Page and application data records
>>>
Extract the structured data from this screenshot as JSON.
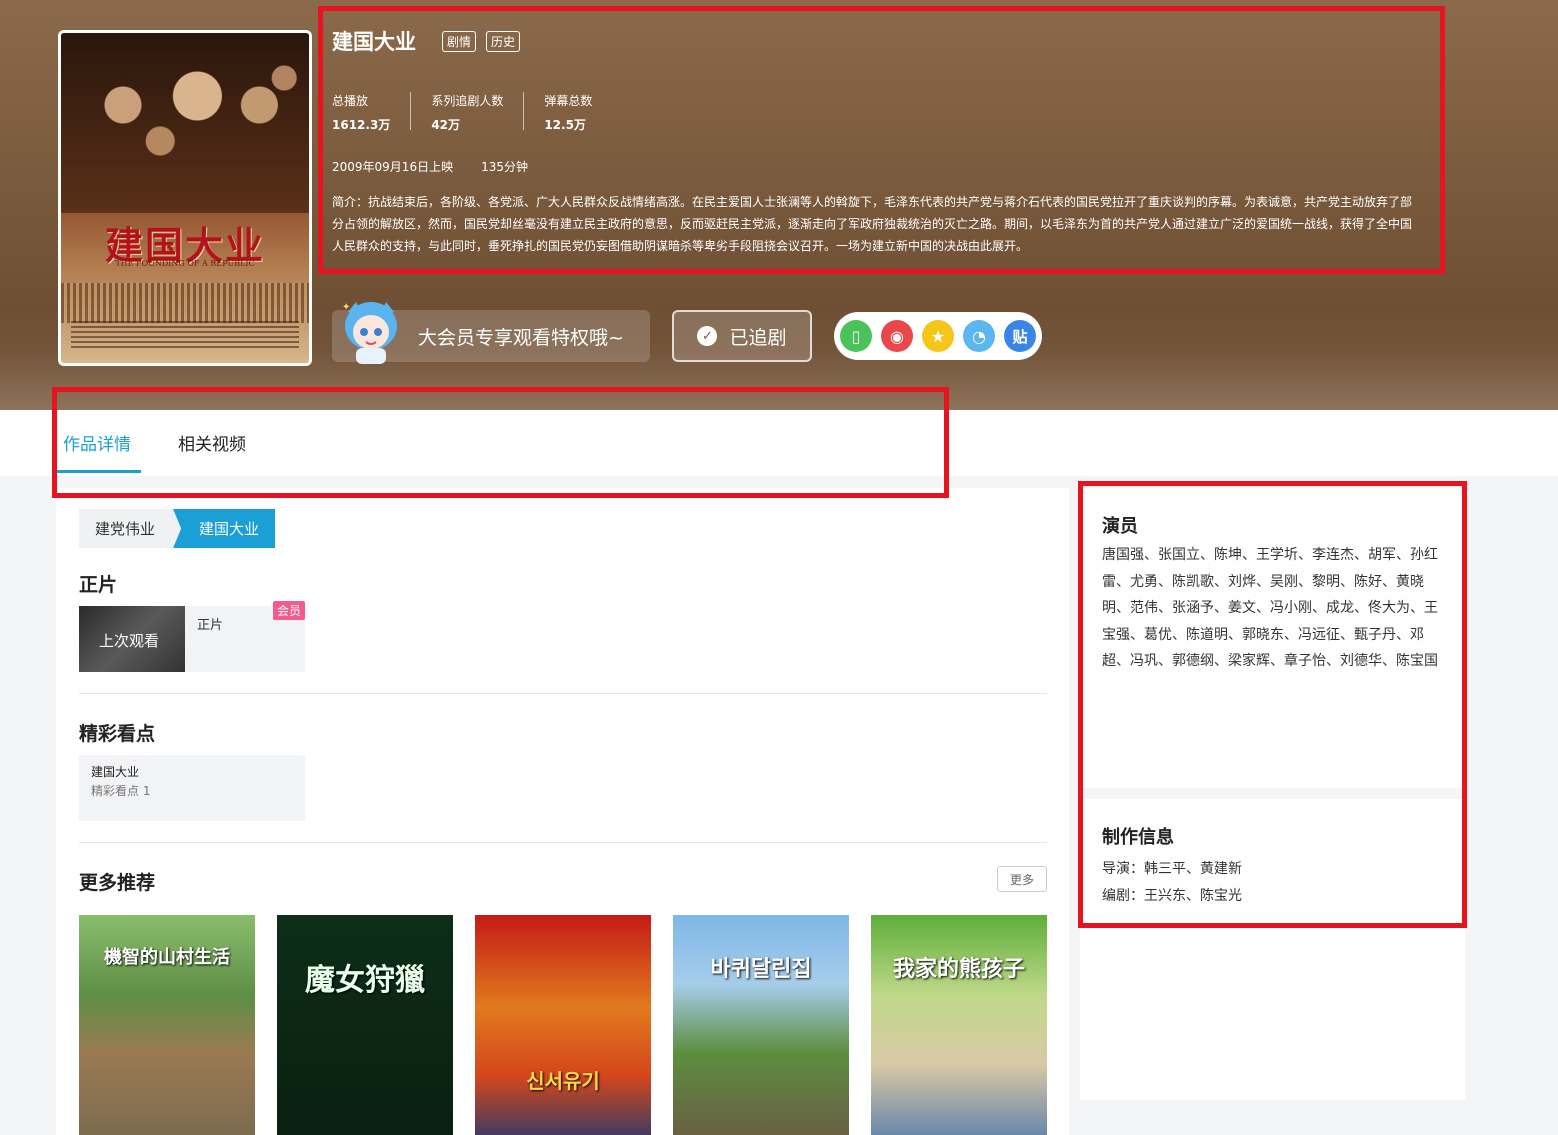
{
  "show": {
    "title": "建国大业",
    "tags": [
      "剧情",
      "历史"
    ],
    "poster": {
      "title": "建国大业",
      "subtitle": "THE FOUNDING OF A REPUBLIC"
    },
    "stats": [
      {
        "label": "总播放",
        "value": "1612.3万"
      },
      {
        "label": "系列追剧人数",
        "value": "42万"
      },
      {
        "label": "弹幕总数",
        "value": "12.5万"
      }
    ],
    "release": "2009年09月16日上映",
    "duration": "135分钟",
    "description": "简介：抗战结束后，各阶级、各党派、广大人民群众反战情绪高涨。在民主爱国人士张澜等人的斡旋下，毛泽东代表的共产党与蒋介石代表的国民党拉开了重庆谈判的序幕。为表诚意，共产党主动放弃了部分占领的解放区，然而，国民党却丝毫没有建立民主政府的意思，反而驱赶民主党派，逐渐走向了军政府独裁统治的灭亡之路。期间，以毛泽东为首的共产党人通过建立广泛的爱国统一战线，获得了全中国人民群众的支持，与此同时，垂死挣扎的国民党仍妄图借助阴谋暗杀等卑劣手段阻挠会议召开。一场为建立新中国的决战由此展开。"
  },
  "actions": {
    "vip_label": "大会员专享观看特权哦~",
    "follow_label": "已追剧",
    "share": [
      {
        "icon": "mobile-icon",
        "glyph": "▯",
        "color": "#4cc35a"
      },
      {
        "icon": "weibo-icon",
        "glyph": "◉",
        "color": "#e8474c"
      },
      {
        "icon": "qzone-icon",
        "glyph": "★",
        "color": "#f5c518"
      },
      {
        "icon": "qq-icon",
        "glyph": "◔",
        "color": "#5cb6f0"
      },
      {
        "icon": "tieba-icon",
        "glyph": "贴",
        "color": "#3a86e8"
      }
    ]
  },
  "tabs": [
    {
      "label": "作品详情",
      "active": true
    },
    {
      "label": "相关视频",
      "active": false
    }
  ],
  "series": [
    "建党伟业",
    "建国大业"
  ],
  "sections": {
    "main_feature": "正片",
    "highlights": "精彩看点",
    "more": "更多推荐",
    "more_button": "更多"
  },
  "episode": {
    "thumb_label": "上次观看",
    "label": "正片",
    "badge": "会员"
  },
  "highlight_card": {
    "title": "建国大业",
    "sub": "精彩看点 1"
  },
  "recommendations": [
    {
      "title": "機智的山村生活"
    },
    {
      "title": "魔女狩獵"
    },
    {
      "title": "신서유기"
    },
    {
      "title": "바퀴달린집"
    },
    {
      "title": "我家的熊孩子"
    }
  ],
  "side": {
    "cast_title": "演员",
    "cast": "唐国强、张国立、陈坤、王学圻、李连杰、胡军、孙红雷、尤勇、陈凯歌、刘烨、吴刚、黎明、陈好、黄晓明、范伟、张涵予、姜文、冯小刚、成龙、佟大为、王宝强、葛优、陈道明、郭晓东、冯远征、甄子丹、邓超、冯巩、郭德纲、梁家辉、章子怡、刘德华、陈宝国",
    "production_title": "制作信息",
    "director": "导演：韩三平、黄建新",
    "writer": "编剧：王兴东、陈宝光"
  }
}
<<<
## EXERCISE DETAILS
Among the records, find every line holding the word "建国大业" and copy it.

## SOLUTION FOR THIS EXERCISE
    "title": "建国大业",
      "title": "建国大业",
    "建国大业"
    "title": "建国大业",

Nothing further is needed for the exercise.